Monday, July 20, 2015


Excerpted from Surreal Bounce, in which Sedona is included as part of an odyssey in search of creativity and madness:

It is time to follow the advice of a vortex book I’d picked up.  

Its message, essentially, is that Sedona is a collective vortex.  

So the thing to do is choose a spot where you feel most comfortable, be it upon a red rock or a toilet, and meditate.  

My spot, I’d already figured, is the open-air terrace bar at Fort Enchantment—serenity unspoiled by the swarms—cocooned within Boynton Canyon Vortex, a view of Kachina Woman.

It feels appropriate to drink something indigenous to the region.  

So I sip silver peyote juice from a martini glass, its rim coated with salt, while scribing these notes into my leather-bound journal:

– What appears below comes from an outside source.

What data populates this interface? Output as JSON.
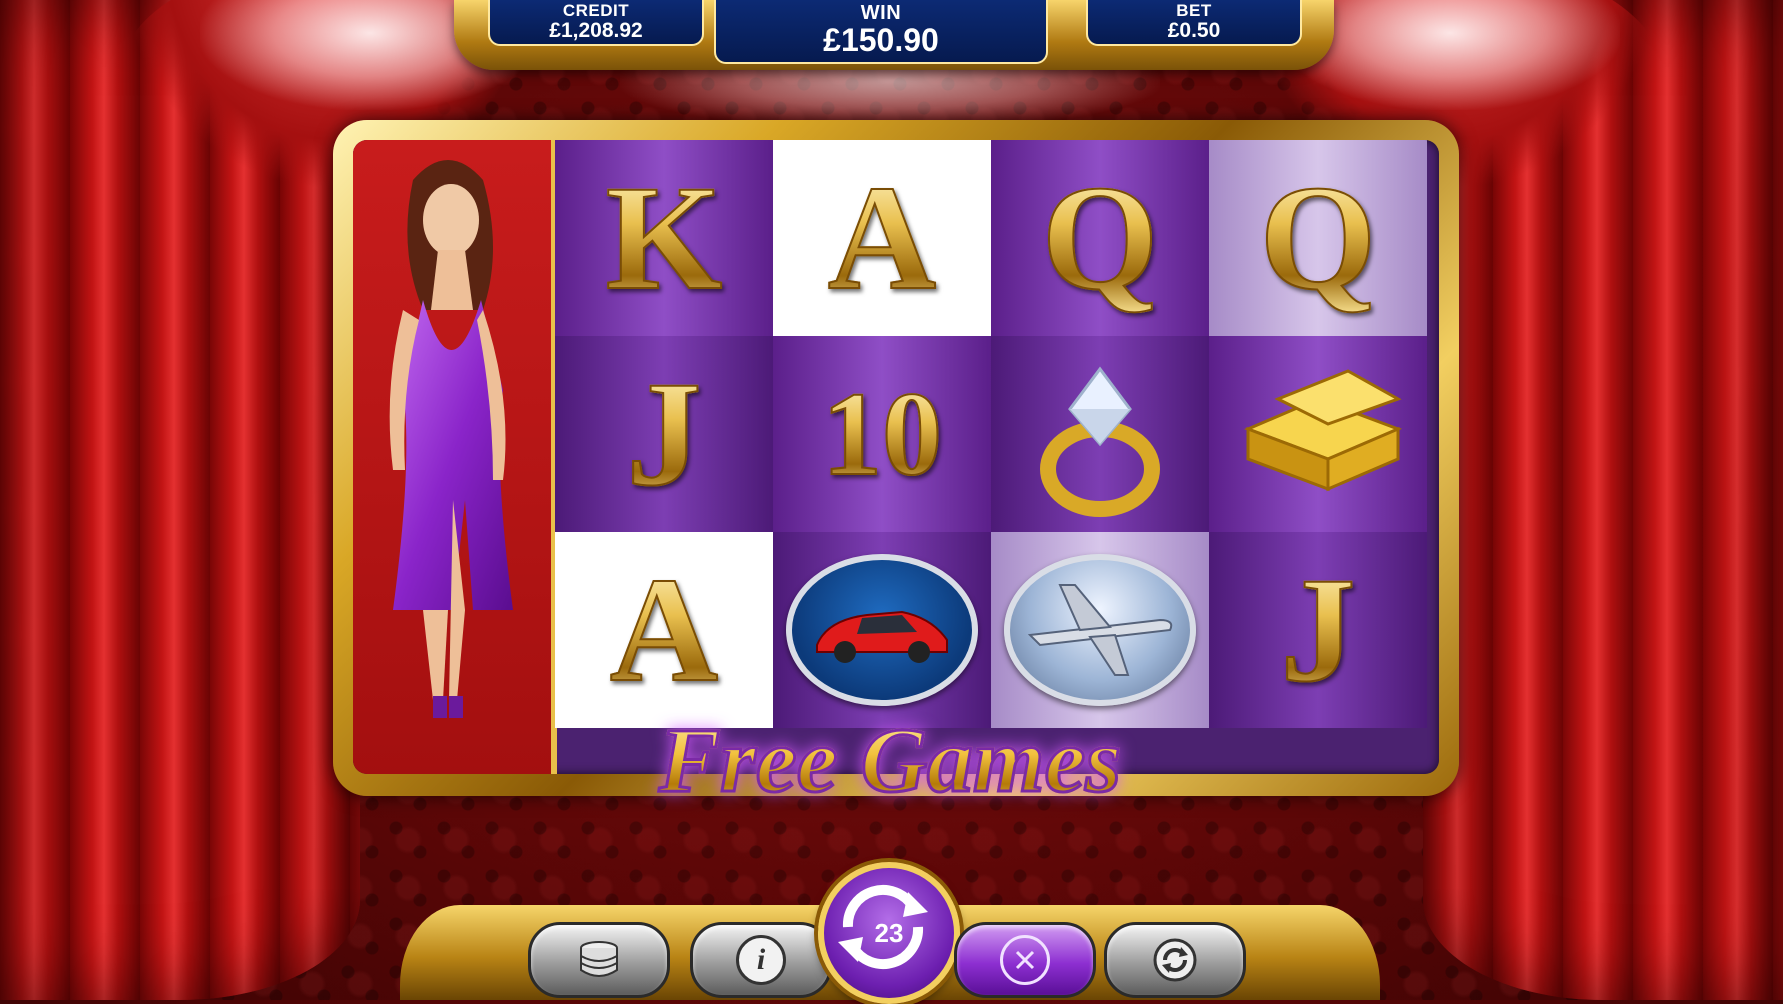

This isn’t one you’re supposed to work at; you’re supposed to slowdona, as the T-shirt says, choose a spot that best reflects who you are, and meditate.  

I prefer to contemplate (rather than meditate)—and my favorite contemplation mode is with a cocktail or a glass of wine all on my own, nobody to talk with, and nothing to read, just my thoughts and me.  

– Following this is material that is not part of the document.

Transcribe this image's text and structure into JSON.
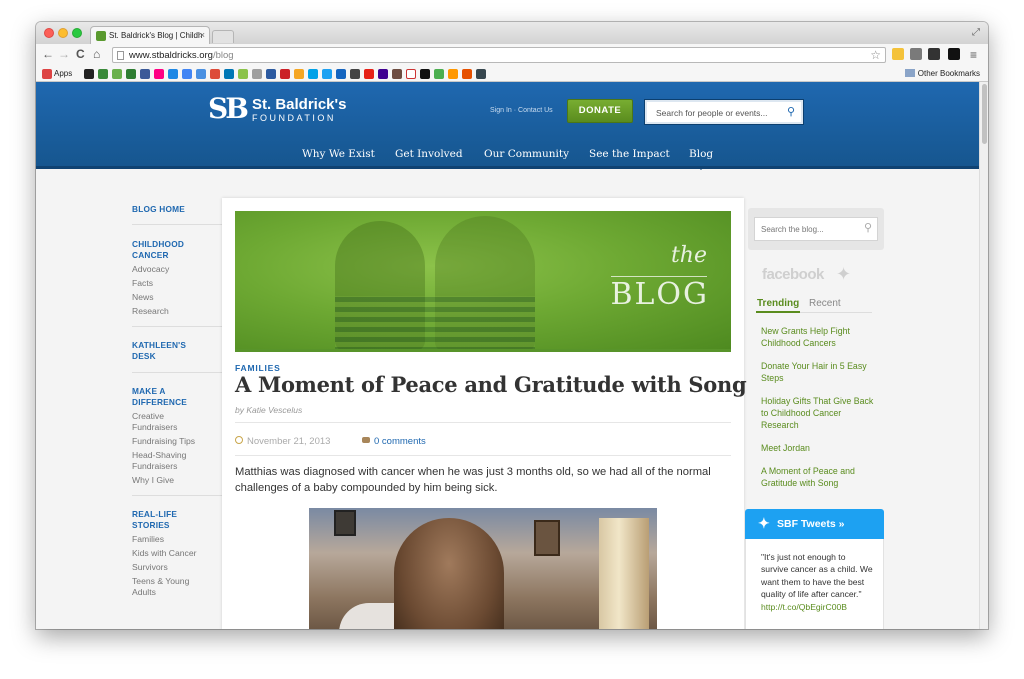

Sitting on this terrace at dusk, watching for a full moon behind red rock, a buzz of people around me, I’m the only one alone.

Sometime during the night, in the total blackness of my room, I am jolted awake by a burst of electricity.  

Since I’m not plugged into anything, it must be of the metaphysical variety.  

Half awake from the charge, I feel a tingling in my left hand, as if circulation has been cut.  I try to shake it off but it morphs into a fierce swirling storm beneath my knuckles, moving slowly, clockwise, from left to right.  

This tornado is halfway across my hand before I tweak to what’s going on:  

Metaphysical shock treatment!  Vortexed! 

I allow the sensation to play out.  

When it reaches the base of my thumb, the twirling electrical current turns and reverses, motioning the other way under my knuckles, counter-clockwise, until, very slowly, it fades and disappears.  The whole episode lasts about a minute.

Kissing Rock

Old Native American proverb:  God created the Grand Canyon but He lives in Sedona.